• **SOURCE MATERIAL**

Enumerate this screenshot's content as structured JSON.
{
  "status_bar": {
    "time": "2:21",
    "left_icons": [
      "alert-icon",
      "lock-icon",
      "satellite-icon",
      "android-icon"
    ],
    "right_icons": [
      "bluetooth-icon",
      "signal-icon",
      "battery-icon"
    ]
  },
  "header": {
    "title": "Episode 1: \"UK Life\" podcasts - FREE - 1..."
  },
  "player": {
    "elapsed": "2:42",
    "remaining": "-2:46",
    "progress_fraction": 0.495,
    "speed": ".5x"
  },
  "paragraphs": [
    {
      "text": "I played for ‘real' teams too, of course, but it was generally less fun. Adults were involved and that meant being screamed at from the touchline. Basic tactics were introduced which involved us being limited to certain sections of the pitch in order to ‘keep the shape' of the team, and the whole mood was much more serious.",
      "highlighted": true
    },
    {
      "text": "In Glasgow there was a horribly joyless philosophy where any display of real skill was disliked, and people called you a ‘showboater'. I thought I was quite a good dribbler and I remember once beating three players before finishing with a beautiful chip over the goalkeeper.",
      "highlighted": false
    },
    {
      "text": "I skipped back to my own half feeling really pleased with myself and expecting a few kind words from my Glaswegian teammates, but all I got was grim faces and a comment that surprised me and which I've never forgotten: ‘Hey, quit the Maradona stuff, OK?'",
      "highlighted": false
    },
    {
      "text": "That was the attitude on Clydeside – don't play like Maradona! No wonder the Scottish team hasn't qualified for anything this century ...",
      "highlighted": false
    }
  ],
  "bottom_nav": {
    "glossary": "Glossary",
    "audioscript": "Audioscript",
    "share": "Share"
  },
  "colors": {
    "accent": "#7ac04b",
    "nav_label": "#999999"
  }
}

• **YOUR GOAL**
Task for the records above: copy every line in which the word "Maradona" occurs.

• **SOLUTION TO THIS PROBLEM**
      "text": "I skipped back to my own half feeling really pleased with myself and expecting a few kind words from my Glaswegian teammates, but all I got was grim faces and a comment that surprised me and which I've never forgotten: ‘Hey, quit the Maradona stuff, OK?'",
      "text": "That was the attitude on Clydeside – don't play like Maradona! No wonder the Scottish team hasn't qualified for anything this century ...",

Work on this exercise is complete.